**TASK MATERIAL**
══════════

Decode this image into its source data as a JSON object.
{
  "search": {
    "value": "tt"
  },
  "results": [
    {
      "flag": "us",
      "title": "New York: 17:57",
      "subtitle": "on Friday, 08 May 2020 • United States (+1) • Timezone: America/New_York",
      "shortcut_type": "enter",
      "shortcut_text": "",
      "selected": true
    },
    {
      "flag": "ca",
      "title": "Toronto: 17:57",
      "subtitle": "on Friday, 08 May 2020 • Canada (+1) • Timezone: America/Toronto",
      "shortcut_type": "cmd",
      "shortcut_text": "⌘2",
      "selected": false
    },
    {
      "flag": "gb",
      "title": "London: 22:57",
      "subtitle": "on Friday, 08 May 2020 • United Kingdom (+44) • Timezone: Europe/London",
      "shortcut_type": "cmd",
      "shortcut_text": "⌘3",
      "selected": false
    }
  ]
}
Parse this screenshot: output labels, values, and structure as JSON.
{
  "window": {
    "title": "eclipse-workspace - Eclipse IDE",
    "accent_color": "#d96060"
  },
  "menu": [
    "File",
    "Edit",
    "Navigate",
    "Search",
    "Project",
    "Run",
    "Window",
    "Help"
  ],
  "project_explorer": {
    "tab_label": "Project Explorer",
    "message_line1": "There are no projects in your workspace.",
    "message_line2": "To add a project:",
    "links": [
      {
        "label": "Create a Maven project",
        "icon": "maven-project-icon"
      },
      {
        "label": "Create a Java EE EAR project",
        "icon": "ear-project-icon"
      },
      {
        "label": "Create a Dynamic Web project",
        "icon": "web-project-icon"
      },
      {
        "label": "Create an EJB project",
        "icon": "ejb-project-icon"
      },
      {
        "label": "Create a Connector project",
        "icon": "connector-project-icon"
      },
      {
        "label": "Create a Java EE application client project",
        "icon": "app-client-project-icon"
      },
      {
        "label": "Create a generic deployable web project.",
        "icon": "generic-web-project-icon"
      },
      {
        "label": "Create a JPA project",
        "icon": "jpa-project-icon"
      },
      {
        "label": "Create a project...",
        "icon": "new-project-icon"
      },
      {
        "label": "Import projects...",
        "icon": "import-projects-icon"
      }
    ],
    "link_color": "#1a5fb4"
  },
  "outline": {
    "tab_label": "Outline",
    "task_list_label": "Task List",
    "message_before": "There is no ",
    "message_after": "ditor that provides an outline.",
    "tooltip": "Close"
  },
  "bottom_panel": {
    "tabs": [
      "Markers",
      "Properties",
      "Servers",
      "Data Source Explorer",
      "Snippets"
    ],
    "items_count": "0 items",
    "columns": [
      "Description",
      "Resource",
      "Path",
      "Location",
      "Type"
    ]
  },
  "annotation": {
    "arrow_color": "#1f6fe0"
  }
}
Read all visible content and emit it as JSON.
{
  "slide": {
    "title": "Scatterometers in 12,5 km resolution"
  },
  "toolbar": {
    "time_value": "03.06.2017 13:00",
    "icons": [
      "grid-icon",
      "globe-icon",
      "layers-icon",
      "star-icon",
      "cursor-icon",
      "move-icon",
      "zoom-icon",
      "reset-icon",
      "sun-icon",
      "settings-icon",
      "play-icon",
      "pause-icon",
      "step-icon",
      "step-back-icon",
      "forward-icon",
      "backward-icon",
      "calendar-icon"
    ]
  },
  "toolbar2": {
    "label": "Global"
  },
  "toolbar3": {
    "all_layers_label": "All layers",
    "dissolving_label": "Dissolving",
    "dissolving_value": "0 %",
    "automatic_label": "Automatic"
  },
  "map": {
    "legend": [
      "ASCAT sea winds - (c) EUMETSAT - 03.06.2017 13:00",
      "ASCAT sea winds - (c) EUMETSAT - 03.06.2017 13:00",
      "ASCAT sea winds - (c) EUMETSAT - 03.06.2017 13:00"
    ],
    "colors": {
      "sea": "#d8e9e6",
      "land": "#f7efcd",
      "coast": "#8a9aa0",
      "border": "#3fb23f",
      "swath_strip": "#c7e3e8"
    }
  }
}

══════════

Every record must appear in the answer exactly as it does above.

**OUTPUT OF THE TASK**
Decode this image into its source data as a JSON object.
{
  "search": {
    "value": "tt"
  },
  "results": [
    {
      "flag": "us",
      "title": "New York: 17:57",
      "subtitle": "on Friday, 08 May 2020 • United States (+1) • Timezone: America/New_York",
      "shortcut_type": "enter",
      "shortcut_text": "",
      "selected": true
    },
    {
      "flag": "ca",
      "title": "Toronto: 17:57",
      "subtitle": "on Friday, 08 May 2020 • Canada (+1) • Timezone: America/Toronto",
      "shortcut_type": "cmd",
      "shortcut_text": "⌘2",
      "selected": false
    },
    {
      "flag": "gb",
      "title": "London: 22:57",
      "subtitle": "on Friday, 08 May 2020 • United Kingdom (+44) • Timezone: Europe/London",
      "shortcut_type": "cmd",
      "shortcut_text": "⌘3",
      "selected": false
    }
  ]
}
Parse this screenshot: output labels, values, and structure as JSON.
{
  "window": {
    "title": "eclipse-workspace - Eclipse IDE",
    "accent_color": "#d96060"
  },
  "menu": [
    "File",
    "Edit",
    "Navigate",
    "Search",
    "Project",
    "Run",
    "Window",
    "Help"
  ],
  "project_explorer": {
    "tab_label": "Project Explorer",
    "message_line1": "There are no projects in your workspace.",
    "message_line2": "To add a project:",
    "links": [
      {
        "label": "Create a Maven project",
        "icon": "maven-project-icon"
      },
      {
        "label": "Create a Java EE EAR project",
        "icon": "ear-project-icon"
      },
      {
        "label": "Create a Dynamic Web project",
        "icon": "web-project-icon"
      },
      {
        "label": "Create an EJB project",
        "icon": "ejb-project-icon"
      },
      {
        "label": "Create a Connector project",
        "icon": "connector-project-icon"
      },
      {
        "label": "Create a Java EE application client project",
        "icon": "app-client-project-icon"
      },
      {
        "label": "Create a generic deployable web project.",
        "icon": "generic-web-project-icon"
      },
      {
        "label": "Create a JPA project",
        "icon": "jpa-project-icon"
      },
      {
        "label": "Create a project...",
        "icon": "new-project-icon"
      },
      {
        "label": "Import projects...",
        "icon": "import-projects-icon"
      }
    ],
    "link_color": "#1a5fb4"
  },
  "outline": {
    "tab_label": "Outline",
    "task_list_label": "Task List",
    "message_before": "There is no ",
    "message_after": "ditor that provides an outline.",
    "tooltip": "Close"
  },
  "bottom_panel": {
    "tabs": [
      "Markers",
      "Properties",
      "Servers",
      "Data Source Explorer",
      "Snippets"
    ],
    "items_count": "0 items",
    "columns": [
      "Description",
      "Resource",
      "Path",
      "Location",
      "Type"
    ]
  },
  "annotation": {
    "arrow_color": "#1f6fe0"
  }
}
Read all visible content and emit it as JSON.
{
  "slide": {
    "title": "Scatterometers in 12,5 km resolution"
  },
  "toolbar": {
    "time_value": "03.06.2017 13:00",
    "icons": [
      "grid-icon",
      "globe-icon",
      "layers-icon",
      "star-icon",
      "cursor-icon",
      "move-icon",
      "zoom-icon",
      "reset-icon",
      "sun-icon",
      "settings-icon",
      "play-icon",
      "pause-icon",
      "step-icon",
      "step-back-icon",
      "forward-icon",
      "backward-icon",
      "calendar-icon"
    ]
  },
  "toolbar2": {
    "label": "Global"
  },
  "toolbar3": {
    "all_layers_label": "All layers",
    "dissolving_label": "Dissolving",
    "dissolving_value": "0 %",
    "automatic_label": "Automatic"
  },
  "map": {
    "legend": [
      "ASCAT sea winds - (c) EUMETSAT - 03.06.2017 13:00",
      "ASCAT sea winds - (c) EUMETSAT - 03.06.2017 13:00",
      "ASCAT sea winds - (c) EUMETSAT - 03.06.2017 13:00"
    ],
    "colors": {
      "sea": "#d8e9e6",
      "land": "#f7efcd",
      "coast": "#8a9aa0",
      "border": "#3fb23f",
      "swath_strip": "#c7e3e8"
    }
  }
}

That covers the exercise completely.